The records Block Start

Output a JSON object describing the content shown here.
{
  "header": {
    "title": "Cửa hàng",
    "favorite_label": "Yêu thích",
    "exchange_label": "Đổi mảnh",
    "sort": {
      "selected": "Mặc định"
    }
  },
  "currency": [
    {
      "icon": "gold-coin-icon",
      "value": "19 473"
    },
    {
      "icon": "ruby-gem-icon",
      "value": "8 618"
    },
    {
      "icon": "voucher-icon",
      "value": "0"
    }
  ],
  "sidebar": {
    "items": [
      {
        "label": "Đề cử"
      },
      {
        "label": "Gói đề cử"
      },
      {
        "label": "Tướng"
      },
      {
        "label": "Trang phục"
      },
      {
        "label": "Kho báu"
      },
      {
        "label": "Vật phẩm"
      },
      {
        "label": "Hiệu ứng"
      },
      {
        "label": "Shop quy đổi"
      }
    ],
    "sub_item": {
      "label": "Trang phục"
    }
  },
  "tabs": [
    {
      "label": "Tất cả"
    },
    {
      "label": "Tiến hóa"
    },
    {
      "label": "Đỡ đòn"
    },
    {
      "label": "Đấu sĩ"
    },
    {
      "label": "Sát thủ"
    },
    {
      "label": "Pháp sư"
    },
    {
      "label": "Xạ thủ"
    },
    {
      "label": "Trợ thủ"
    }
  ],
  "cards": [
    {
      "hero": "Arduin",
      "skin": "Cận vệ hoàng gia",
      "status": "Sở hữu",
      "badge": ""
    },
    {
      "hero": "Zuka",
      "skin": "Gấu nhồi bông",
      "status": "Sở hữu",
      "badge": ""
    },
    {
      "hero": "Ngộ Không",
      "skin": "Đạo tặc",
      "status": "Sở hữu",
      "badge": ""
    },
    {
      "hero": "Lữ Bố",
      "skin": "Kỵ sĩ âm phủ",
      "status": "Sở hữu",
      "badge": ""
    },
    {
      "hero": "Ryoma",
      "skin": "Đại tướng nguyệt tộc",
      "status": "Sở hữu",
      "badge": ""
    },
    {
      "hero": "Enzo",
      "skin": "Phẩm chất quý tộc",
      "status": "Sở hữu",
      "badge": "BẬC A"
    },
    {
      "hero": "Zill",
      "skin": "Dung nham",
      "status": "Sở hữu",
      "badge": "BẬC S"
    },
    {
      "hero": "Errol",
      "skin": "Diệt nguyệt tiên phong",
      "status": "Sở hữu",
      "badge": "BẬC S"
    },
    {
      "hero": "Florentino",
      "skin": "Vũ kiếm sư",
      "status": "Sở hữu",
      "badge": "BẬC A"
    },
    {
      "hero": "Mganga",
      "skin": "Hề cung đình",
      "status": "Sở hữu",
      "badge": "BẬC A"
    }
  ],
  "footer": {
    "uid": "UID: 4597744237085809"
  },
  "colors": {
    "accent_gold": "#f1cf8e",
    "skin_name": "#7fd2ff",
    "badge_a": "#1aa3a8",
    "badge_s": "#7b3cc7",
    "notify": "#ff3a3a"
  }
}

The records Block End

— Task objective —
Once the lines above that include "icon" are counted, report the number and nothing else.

— Response to this exercise —
3